contraceptive pill

Soon men will be the ones taking birth control pills. Image via Unsplash

Future of contraceptives: Scientists almost ready for men to take ‘the pill’

Soon men, and not women, will bear the burden of taking birth control pills as scientists are confident about latest findings.

contraceptive pill

Soon men will be the ones taking birth control pills. Image via Unsplash

For many years, only women were subjected to birth control measures and preventing unwanted pregnancies through various contraceptive methods. The contraceptive burden placed on a woman’s shoulders may soon be lifted as scientists have developed a birth control pill for men that is 99 percent effective against pregnancies in a study where mice were the test subjects.

Birth control pills almost on the cards for men

Scientists have found a birth control pill that is 99% effective in preventing pregnancies in mice with no observed side effects.

In March this year, scientists unveiled their findings at the American Chemical Society spring meeting.

According to Md Abdullah al Noman, the scientific team gave male mice a daily dose of a molecule called YCT529 over four weeks and found that their sperm count plummeted, with no other reported side effects.

“When we went to even 100 times higher dose than the effective dose, the compound didn’t show any toxicity,” he said.

Six weeks after stopping the treatment, the mice were able to reproduce again.

ALSO READ: Future of contraceptives: Science is ready for men to start taking ‘the pill’

New frontiers ahead?

The successful trial means that the team will soon be moving on to human trials and if found successful, will hit the market five years from now.

They did however note that a successful animal trial may not mean a successful human trial.

In fact, over the years, no birth control treatment for males has passed human trials because many of the compounds appear to suppress testosterone levels which result in side effects like weight gain, depression, and blood clots.

According to Dazed Digital, Dr Norman remains optimistic:

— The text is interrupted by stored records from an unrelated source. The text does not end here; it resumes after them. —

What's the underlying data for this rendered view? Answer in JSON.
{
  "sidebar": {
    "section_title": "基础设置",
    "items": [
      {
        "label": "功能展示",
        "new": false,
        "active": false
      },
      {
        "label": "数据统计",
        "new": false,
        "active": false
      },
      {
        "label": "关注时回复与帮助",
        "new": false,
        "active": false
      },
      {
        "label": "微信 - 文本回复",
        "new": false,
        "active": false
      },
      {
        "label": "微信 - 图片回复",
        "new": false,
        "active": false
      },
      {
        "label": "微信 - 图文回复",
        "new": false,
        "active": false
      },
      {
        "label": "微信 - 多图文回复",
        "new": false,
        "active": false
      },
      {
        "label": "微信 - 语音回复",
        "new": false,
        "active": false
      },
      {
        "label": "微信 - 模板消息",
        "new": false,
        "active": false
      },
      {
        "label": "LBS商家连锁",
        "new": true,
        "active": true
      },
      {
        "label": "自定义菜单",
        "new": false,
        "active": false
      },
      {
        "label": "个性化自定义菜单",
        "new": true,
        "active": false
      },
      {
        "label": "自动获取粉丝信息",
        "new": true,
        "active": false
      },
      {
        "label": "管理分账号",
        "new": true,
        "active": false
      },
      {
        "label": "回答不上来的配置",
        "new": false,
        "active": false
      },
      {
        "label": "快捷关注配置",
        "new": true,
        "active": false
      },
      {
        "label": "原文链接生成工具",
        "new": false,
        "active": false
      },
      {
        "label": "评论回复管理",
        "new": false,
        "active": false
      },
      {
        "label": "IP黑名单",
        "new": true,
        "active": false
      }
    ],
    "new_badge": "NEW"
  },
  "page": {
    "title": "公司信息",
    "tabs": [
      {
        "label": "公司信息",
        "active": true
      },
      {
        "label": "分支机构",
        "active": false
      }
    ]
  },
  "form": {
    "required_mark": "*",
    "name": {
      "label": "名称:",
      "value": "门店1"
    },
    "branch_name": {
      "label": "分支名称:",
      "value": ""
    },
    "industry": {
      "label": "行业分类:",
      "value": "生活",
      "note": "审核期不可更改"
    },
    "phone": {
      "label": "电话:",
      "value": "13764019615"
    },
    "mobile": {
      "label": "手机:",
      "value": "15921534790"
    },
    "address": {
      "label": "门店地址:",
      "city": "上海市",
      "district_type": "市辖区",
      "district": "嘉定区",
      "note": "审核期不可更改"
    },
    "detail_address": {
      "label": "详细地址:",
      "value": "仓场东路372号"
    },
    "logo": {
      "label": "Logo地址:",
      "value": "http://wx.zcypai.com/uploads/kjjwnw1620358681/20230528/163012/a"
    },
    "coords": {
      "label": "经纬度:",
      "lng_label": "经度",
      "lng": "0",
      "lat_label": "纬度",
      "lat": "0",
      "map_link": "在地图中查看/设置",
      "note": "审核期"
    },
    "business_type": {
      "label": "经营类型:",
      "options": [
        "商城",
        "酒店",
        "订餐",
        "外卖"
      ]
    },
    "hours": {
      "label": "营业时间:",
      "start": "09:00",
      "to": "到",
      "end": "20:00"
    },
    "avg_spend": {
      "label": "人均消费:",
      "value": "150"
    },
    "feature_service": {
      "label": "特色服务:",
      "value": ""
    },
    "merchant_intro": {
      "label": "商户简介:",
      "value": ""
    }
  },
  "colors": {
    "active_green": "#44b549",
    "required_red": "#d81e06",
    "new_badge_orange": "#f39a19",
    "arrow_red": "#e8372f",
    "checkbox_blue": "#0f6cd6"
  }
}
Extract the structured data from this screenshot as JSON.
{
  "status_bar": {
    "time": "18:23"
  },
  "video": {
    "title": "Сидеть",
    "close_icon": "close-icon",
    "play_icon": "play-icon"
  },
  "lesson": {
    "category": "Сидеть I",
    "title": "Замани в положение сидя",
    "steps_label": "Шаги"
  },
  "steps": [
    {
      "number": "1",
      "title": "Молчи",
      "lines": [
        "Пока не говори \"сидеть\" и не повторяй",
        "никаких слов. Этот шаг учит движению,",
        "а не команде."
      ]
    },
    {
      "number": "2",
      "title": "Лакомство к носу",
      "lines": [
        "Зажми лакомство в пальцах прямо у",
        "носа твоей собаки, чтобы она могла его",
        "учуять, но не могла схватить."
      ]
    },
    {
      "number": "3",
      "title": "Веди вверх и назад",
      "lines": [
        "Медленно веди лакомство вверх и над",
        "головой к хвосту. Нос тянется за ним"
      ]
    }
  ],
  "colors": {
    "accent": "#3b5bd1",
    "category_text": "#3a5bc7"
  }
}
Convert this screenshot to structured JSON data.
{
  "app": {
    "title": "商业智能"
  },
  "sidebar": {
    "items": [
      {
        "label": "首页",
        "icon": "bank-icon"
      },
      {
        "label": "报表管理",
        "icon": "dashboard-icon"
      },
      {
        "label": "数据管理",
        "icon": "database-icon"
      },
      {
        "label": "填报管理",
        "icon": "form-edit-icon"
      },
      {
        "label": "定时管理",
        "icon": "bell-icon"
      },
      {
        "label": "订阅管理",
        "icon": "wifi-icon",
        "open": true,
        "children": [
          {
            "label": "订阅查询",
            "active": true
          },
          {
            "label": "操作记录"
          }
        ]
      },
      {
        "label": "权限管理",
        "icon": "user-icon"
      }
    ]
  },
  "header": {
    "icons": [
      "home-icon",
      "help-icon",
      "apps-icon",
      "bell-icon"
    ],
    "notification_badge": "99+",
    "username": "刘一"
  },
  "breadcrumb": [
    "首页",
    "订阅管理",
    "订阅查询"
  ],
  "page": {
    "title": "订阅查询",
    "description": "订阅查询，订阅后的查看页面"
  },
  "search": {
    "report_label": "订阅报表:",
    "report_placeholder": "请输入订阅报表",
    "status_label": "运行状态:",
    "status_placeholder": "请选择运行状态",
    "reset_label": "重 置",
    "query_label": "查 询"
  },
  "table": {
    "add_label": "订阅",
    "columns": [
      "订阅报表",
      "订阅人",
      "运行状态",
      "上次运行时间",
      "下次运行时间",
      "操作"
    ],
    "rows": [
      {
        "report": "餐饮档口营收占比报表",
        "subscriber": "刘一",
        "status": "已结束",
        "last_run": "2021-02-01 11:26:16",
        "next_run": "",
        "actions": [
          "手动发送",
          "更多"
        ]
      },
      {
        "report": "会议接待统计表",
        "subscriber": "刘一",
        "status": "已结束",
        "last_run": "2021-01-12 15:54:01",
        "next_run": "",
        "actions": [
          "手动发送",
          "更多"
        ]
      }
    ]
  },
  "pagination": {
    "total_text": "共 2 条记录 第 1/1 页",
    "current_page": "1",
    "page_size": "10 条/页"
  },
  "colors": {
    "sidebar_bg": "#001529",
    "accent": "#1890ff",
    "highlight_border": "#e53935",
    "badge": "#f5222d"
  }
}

“We are very excited and hopeful about this drug,” he said.

“If approved, this could be the next breakthrough in birth control pills since the first female birth control pill in 1960.”